Although I have had LR/PS CC for 2 years I am not a big fan of the subscription model. I don't use the cloud. From time to time I think about switching, but I have tens of thousands of edited photos in LR using non-destructive editing. That is a big lock in. The same, of course, is true with any non-destructive editor since they are all proprietary. I like LR a lot and the new LR Classic has gotten a pretty nice speed up. I am concerned about what other changes Adobe may spring on us in the future though. Also rental price increases will probably come along.
Actually I wish instead of $10/month for LR/PS that they had a $4/month for LR only. I never use PS CC. The few times I want to use a bit-mapped editor I have to use PSE 9 because the 2 plug-ins I use for film scans are 32-bit and they don't work in PS CC.

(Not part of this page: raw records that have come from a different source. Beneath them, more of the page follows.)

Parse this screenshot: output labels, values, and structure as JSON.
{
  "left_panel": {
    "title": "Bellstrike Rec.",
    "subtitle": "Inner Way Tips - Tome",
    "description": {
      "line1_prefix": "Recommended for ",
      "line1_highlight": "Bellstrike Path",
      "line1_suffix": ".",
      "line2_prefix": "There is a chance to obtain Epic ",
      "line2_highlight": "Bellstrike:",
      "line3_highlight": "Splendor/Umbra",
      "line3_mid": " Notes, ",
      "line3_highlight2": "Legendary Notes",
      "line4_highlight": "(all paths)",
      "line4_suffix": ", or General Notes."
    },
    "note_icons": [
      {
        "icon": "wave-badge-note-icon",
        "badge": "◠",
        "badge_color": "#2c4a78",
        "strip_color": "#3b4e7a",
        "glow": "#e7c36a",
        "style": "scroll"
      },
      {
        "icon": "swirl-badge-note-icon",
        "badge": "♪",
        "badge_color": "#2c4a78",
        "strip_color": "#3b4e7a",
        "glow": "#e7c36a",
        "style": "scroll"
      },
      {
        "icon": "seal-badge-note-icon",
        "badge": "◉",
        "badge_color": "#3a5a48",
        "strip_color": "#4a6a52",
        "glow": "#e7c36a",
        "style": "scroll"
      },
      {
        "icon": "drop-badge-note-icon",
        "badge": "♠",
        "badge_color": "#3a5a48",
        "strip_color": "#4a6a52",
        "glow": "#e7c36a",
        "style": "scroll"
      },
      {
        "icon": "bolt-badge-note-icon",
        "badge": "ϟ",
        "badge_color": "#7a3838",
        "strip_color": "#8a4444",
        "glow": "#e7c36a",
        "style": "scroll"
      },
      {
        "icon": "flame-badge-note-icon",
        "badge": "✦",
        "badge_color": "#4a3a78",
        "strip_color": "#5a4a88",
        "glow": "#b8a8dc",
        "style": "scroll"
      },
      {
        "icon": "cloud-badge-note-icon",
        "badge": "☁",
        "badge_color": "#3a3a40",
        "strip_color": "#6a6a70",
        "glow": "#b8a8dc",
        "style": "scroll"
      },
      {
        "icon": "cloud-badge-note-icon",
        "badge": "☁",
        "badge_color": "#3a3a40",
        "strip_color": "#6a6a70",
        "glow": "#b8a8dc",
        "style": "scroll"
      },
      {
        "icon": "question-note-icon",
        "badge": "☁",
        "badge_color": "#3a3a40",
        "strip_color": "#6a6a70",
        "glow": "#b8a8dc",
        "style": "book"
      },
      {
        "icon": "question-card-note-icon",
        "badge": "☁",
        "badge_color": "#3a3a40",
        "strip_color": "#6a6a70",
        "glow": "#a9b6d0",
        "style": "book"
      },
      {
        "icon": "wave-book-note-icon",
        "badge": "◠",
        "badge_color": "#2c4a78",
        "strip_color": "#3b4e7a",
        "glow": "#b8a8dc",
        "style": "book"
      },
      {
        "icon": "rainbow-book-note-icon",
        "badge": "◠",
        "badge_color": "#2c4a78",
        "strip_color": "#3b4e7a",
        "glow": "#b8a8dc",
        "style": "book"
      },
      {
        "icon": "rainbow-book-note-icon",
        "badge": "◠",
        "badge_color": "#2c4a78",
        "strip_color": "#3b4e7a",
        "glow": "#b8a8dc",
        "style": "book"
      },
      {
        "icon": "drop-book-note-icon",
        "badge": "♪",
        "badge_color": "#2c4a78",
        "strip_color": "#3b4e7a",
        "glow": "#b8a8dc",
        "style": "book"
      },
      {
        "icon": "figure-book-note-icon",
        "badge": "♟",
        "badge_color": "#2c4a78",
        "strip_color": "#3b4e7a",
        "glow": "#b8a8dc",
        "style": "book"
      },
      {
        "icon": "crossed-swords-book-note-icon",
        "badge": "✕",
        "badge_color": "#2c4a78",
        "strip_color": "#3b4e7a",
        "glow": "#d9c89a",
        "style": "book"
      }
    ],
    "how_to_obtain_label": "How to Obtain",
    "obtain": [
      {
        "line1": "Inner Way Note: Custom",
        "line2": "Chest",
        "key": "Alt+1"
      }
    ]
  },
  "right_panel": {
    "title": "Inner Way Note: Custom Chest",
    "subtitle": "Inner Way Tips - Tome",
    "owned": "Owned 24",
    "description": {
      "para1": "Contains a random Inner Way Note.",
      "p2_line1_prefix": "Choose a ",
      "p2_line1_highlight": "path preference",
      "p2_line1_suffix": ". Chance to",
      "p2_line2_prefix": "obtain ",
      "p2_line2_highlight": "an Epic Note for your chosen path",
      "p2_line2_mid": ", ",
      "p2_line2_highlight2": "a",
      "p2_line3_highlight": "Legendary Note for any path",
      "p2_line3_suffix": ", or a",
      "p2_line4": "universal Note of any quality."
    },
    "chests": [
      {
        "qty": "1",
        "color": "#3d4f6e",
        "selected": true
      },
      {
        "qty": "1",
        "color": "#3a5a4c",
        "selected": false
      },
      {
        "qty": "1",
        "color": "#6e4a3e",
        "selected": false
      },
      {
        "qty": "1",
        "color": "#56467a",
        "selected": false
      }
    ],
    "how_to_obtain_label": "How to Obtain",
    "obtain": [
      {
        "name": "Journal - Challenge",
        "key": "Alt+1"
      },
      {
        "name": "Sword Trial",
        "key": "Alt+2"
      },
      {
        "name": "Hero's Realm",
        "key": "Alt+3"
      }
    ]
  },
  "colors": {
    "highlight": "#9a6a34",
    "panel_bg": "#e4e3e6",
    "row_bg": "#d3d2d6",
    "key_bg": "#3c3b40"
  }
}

I also don't use Photoshop, I agree $4 per month is more reasonable for Lightroom only. Firstly, I now have layers and more processing capability in Capture One. Secondly, for the occasional stuff, I use the free GIMP software. Supports plugins, not sure about 32-bit ones.
My biggest fear of moving was exactly the thousands and thousands of photos that I would lose the ability to edit. But that was before Capture One. If I edit an old photo I now WANT to re-edit it in Capture One, because I can do better with it.
Bit of a rant here, apologies:
I'm not in principle opposed to rental, but the Adobe promise was that because they have a regular income stream we would receive many feature updates, even if in smaller batches, over time. Not only has this not happened, but the software itself has large performance issues which keep on getting worse. Maybe CC Classic helps with that.
The fact that Topaz and OnOne have both now created stand-alone software that reads RAW files and doesn't require Adobe as a starting point any more, speaks volumes about Adobe's falling behind. There are others, Luminar, I think, and more. These tiny companies are emboldened enough and take the risk to develop software that competes directly with CC, simply because Adobe have dropped the ball.
Another issue specific to me is that Adobe have acknowledged officially three years back that their Fuji processing is not optimal, and that they are working on fixing it. Lightroom Classic has a new process engine and Fuji processing remains unchanged. When I opened older Fuji files in Capture One to test it, I was just astounded at the extra level of detail it presents. I hear from others that it's not just with Fuji files, Capture One is just better at RAW demosaicing.
There's a ONE MAN company that has developed a preprocessor to read Fuji RAW files and feed them into Lightroom. Gives the same kind of detail as Capture One. One man. Adobe can't be bothered.
I pay $6 per month to Microsoft to get the full Office suite AND 1TB of cloud data. All my files, including all my photos, are in the cloud (as well as on the computer of course). I can access these on my iPhone any time I want. My emails, contacts, and calendar are in the mobile Outlook app and fully synced.
Actually, I can have up to four users on this same account, each with their own 1TB of data. That's 4TB of data for $6 per month and the full Office suite. And OneDrive, their cloud system, evolves the whole time. Sure, they have a larger market than Adobe, but what I get is not comparable.